* Problem requirements:
Each line of the entries below that includes "Spring" belongs in your answer.

* Component data from apps and pages:
+ + + + +

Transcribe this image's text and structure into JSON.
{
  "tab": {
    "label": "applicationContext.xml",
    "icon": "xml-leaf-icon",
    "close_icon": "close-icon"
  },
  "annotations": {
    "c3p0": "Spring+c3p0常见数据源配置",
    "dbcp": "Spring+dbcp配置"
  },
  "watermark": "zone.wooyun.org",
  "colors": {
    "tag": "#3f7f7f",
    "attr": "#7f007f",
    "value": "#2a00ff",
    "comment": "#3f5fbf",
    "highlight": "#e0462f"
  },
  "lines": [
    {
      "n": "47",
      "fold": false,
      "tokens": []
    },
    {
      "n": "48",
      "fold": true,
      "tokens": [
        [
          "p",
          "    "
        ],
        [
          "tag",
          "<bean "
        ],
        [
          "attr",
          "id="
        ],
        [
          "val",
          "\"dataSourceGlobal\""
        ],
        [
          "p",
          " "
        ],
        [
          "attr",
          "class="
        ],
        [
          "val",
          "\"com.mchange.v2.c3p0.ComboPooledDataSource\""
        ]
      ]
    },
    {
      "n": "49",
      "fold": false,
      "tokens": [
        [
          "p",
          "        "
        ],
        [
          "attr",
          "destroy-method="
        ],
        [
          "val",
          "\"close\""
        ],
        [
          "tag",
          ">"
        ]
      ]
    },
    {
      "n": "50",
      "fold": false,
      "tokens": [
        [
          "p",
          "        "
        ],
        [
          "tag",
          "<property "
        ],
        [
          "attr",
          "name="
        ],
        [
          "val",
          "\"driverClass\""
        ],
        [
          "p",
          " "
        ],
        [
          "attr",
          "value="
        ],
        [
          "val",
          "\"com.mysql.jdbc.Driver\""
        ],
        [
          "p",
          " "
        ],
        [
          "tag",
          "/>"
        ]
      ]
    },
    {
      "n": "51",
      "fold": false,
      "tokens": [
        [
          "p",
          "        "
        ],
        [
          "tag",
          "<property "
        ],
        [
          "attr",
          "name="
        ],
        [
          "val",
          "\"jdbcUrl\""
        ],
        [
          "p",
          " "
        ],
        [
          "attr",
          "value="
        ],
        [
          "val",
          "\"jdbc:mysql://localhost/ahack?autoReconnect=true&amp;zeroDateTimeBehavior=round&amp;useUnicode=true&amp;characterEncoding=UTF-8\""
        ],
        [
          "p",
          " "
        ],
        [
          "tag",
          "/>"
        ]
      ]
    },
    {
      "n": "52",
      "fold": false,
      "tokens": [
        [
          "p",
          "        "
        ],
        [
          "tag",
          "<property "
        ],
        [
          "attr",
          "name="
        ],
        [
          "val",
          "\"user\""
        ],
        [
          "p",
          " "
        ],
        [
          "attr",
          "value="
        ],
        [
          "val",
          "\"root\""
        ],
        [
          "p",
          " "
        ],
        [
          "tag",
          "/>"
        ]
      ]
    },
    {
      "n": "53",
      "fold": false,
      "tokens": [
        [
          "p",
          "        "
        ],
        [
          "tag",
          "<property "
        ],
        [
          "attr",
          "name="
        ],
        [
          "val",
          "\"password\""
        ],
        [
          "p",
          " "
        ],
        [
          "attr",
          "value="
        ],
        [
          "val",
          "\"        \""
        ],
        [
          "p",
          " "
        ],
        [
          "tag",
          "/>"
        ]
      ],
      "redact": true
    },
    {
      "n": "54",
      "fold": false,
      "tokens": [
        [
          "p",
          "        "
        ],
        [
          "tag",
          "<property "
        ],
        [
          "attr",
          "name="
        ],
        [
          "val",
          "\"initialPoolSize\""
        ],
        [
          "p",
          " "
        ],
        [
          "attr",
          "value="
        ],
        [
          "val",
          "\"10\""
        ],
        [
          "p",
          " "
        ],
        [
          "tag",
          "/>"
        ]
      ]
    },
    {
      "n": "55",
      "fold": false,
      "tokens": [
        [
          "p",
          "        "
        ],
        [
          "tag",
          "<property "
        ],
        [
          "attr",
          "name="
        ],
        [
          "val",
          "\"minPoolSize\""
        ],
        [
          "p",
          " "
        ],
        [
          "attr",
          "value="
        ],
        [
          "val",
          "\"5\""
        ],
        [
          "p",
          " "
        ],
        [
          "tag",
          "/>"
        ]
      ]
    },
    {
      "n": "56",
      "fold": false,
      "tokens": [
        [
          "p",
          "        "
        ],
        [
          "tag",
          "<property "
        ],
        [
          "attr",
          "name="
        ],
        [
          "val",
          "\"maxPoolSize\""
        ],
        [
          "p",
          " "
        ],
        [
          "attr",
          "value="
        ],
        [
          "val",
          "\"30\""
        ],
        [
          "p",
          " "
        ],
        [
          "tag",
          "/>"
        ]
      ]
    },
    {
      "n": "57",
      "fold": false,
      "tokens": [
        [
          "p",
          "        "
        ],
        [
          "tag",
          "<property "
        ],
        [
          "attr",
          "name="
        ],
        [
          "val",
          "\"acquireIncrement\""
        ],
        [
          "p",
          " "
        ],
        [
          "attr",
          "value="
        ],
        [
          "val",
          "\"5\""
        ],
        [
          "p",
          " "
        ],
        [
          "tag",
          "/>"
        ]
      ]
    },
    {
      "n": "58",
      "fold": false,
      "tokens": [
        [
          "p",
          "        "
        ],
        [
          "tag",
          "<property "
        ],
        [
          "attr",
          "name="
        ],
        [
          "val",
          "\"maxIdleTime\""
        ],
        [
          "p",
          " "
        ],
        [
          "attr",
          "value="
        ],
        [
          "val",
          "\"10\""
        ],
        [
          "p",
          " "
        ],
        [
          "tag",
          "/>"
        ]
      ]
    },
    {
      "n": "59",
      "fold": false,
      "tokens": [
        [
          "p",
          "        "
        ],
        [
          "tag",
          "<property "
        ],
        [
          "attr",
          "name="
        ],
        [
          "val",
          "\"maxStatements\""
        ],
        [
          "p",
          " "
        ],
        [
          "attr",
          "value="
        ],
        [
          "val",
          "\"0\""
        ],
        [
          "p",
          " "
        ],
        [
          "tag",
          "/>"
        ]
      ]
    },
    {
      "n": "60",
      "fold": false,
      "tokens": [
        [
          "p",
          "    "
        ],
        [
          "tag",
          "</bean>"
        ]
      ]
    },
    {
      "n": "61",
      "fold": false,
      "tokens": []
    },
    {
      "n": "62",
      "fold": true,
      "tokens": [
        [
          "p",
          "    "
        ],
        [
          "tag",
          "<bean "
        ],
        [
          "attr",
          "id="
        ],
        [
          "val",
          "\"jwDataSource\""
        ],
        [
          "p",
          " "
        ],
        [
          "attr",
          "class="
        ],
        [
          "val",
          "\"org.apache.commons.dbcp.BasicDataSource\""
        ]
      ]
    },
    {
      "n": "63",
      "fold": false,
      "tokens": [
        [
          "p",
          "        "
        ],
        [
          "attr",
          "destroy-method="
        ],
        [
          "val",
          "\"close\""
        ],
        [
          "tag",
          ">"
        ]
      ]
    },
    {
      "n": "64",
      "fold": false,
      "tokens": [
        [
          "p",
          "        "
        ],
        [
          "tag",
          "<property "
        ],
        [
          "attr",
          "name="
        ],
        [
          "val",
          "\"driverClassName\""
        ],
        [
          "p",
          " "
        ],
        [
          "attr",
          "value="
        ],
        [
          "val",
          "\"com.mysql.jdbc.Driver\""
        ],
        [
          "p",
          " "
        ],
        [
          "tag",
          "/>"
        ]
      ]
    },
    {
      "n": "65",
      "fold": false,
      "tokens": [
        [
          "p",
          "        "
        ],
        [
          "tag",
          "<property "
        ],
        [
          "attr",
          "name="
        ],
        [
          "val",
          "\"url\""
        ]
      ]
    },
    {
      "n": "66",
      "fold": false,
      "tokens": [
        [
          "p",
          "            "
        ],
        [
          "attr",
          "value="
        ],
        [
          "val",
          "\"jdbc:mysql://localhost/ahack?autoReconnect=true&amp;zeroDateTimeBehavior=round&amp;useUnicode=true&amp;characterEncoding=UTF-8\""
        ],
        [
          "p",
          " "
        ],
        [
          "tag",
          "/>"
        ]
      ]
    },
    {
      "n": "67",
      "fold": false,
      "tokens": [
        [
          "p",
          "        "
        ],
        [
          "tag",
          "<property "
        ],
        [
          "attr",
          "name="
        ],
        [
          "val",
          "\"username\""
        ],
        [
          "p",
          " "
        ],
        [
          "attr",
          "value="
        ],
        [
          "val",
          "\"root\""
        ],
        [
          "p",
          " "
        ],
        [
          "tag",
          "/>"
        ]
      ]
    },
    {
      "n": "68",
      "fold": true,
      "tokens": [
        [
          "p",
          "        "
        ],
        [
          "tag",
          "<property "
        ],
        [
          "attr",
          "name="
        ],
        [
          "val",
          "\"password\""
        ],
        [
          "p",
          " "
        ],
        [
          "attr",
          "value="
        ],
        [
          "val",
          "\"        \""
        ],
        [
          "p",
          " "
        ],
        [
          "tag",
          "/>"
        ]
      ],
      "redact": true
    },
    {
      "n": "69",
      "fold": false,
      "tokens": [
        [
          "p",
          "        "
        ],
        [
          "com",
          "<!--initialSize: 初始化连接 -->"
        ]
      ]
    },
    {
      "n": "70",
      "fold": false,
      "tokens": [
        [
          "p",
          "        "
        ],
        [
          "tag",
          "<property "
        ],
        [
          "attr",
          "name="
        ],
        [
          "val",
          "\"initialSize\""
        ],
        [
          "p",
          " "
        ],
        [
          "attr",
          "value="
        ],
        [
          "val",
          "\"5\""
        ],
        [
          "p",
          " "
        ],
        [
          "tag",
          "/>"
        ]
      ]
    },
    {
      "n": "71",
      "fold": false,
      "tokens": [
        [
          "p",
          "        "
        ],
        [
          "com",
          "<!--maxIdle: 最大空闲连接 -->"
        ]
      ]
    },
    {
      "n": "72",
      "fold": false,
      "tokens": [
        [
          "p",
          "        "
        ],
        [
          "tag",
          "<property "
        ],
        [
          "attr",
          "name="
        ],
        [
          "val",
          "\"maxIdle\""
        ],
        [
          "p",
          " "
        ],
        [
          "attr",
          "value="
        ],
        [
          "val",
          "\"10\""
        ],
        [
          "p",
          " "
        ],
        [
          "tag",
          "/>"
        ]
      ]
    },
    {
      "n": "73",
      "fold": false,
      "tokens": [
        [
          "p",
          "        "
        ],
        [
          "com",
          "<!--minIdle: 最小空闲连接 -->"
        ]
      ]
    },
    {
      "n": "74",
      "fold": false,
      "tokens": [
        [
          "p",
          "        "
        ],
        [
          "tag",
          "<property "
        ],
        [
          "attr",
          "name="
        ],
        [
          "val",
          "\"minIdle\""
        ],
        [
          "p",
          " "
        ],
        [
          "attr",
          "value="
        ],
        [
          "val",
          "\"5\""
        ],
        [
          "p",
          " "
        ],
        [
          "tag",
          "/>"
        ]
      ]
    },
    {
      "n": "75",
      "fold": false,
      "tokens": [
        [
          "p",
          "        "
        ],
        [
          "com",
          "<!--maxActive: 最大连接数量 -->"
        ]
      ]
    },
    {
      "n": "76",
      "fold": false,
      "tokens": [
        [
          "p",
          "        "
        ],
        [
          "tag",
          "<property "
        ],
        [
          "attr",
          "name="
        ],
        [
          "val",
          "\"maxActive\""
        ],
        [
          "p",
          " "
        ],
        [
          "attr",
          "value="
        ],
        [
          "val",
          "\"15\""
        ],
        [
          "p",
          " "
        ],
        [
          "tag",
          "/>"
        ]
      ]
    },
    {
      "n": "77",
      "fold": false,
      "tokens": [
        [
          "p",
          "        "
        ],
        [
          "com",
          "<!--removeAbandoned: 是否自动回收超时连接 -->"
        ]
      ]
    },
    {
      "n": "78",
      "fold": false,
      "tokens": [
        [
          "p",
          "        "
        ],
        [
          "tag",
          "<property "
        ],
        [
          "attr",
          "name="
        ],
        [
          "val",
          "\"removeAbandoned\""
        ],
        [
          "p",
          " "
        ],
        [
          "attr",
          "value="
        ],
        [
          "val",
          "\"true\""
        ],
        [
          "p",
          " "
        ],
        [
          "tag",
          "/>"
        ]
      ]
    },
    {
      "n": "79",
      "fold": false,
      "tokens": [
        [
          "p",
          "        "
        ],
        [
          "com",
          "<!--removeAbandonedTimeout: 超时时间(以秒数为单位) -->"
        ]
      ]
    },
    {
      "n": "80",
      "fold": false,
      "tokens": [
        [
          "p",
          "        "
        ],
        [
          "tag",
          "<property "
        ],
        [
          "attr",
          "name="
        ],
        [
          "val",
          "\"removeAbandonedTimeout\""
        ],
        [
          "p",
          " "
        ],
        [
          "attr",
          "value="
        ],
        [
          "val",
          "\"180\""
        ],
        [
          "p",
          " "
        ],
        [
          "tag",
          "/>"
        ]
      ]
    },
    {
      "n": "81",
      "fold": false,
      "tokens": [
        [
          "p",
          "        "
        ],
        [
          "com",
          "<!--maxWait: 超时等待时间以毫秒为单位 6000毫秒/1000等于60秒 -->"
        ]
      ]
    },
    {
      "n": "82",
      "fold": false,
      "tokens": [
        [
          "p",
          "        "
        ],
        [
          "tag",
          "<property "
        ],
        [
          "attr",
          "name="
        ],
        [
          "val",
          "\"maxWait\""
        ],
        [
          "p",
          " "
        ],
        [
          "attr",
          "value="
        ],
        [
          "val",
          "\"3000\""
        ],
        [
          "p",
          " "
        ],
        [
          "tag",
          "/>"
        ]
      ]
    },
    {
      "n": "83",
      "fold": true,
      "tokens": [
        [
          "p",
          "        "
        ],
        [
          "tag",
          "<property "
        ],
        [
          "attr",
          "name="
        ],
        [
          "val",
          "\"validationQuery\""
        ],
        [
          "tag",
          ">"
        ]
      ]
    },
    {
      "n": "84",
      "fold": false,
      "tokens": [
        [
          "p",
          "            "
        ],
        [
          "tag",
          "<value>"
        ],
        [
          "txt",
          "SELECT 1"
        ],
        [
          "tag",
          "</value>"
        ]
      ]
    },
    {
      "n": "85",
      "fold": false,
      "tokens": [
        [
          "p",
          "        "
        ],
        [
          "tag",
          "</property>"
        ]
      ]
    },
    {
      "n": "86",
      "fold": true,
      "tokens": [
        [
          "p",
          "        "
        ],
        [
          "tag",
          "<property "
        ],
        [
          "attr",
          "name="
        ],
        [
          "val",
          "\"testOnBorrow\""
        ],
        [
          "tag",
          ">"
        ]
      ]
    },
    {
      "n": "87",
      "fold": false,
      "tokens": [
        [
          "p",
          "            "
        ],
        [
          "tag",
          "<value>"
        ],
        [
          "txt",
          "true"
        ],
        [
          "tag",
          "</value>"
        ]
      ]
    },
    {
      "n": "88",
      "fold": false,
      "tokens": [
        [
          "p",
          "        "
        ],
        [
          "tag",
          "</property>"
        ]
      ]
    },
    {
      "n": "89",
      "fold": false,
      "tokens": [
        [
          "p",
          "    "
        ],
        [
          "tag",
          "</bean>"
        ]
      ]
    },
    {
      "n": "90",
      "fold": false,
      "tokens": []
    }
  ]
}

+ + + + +

* Solution:
    "c3p0": "Spring+c3p0常见数据源配置",
    "dbcp": "Spring+dbcp配置"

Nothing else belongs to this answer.